▶ [Work task] Which lines of the records below contain the word "this"? Show each one.

▶ [Data to examine]
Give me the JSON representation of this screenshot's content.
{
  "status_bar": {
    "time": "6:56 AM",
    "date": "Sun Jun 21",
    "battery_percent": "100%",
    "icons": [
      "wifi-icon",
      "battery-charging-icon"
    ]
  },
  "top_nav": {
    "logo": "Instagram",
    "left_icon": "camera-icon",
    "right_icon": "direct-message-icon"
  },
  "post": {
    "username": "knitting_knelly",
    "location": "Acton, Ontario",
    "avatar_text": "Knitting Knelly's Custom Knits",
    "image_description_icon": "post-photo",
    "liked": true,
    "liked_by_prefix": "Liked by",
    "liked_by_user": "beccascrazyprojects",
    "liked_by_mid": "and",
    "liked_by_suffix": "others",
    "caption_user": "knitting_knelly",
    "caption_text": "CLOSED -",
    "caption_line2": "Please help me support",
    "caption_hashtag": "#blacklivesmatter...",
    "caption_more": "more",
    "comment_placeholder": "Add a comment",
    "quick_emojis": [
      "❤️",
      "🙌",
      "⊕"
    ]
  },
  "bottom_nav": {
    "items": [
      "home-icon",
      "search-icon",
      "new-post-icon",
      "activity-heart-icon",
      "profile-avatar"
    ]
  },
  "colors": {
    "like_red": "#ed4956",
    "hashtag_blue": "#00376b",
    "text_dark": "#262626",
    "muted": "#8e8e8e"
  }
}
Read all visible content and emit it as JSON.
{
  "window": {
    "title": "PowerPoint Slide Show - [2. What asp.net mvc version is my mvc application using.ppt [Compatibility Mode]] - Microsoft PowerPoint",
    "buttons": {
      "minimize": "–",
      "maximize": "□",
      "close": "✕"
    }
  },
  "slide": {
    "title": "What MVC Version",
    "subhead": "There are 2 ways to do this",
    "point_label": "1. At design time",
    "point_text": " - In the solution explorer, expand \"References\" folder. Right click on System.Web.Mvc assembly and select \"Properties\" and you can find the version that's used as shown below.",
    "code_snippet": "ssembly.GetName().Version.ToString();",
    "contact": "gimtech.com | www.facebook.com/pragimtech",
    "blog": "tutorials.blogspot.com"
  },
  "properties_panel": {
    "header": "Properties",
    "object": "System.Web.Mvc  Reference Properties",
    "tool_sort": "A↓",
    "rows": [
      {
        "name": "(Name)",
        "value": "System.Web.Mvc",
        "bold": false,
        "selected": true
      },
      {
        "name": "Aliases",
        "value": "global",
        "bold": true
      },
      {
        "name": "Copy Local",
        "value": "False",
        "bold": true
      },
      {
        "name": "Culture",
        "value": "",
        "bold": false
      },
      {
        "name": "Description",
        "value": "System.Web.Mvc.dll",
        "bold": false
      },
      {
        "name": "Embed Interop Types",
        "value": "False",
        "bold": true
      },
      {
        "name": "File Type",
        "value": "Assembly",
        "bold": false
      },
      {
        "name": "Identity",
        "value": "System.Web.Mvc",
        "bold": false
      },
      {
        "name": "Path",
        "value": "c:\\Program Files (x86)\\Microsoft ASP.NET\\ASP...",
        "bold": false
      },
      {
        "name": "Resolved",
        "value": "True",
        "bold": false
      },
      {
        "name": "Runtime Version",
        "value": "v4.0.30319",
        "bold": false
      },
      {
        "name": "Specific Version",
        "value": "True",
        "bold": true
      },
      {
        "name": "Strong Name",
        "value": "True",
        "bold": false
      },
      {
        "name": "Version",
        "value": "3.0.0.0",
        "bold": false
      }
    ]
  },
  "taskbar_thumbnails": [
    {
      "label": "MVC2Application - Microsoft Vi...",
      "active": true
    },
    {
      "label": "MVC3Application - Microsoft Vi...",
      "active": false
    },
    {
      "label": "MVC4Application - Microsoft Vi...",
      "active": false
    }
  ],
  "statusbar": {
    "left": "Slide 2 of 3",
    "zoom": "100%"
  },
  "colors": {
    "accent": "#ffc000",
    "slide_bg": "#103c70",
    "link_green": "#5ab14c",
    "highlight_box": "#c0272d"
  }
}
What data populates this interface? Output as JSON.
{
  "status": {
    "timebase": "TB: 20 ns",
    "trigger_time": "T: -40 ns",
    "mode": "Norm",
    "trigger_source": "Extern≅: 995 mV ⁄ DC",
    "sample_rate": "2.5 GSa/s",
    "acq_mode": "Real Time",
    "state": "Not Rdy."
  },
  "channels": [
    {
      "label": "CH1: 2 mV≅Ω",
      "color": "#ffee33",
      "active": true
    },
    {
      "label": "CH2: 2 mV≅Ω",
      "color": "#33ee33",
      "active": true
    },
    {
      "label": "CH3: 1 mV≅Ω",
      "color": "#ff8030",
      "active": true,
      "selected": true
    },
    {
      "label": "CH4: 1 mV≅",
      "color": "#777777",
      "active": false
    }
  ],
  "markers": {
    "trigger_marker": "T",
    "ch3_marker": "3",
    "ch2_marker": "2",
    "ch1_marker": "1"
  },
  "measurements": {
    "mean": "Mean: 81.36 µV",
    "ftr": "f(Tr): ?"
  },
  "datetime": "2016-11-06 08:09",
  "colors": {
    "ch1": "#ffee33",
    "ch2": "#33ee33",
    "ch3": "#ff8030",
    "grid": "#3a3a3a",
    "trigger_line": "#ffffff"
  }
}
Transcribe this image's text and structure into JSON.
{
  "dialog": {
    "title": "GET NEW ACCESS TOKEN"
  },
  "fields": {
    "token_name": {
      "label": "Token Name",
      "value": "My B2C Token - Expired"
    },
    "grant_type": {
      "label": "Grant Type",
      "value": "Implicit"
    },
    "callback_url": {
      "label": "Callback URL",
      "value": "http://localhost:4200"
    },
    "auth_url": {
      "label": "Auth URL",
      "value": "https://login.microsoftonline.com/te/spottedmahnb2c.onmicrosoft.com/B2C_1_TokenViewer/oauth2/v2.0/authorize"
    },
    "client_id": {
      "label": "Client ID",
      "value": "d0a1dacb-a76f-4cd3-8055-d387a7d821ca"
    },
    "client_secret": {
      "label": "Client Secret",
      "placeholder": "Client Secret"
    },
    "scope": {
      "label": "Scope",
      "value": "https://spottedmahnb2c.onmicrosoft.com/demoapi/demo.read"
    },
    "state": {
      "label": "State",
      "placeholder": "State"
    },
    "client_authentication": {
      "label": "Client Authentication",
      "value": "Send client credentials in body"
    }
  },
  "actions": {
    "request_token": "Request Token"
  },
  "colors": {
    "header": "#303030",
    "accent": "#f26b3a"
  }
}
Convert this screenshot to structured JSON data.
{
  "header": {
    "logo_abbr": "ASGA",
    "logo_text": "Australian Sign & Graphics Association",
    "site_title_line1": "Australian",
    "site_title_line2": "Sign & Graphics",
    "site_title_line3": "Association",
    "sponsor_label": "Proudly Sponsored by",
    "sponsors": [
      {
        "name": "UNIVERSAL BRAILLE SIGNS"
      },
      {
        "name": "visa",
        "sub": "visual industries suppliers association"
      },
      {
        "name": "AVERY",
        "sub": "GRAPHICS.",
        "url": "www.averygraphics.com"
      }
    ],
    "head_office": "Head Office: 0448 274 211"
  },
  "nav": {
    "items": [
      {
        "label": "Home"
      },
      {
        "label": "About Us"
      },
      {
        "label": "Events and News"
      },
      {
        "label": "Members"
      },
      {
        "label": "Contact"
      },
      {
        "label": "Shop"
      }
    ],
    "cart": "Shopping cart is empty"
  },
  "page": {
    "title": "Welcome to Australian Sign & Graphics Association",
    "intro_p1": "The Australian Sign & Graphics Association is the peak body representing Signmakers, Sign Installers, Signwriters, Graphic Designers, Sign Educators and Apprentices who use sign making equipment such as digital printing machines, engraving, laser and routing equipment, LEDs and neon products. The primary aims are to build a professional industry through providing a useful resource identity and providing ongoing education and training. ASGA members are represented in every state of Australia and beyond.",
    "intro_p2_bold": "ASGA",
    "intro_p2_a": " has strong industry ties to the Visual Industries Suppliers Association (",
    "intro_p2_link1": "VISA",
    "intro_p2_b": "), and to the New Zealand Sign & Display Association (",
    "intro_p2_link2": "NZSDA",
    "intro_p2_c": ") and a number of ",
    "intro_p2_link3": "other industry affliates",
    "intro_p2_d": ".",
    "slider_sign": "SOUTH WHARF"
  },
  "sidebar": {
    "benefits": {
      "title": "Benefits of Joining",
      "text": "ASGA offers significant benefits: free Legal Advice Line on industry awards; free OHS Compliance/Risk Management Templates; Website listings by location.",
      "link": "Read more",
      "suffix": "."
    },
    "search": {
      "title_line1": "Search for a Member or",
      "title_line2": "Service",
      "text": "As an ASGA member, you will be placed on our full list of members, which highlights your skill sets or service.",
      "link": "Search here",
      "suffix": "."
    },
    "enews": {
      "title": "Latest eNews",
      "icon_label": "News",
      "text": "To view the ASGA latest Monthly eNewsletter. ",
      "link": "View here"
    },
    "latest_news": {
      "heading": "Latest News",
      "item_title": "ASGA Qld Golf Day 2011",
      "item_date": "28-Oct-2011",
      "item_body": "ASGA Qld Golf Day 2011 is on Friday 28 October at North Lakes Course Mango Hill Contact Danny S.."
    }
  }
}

▶ [Task output]
Give me the JSON representation of this screenshot's content.
    "subhead": "There are 2 ways to do this",
What data populates this interface? Output as JSON.
Transcribe this image's text and structure into JSON.
Convert this screenshot to structured JSON data.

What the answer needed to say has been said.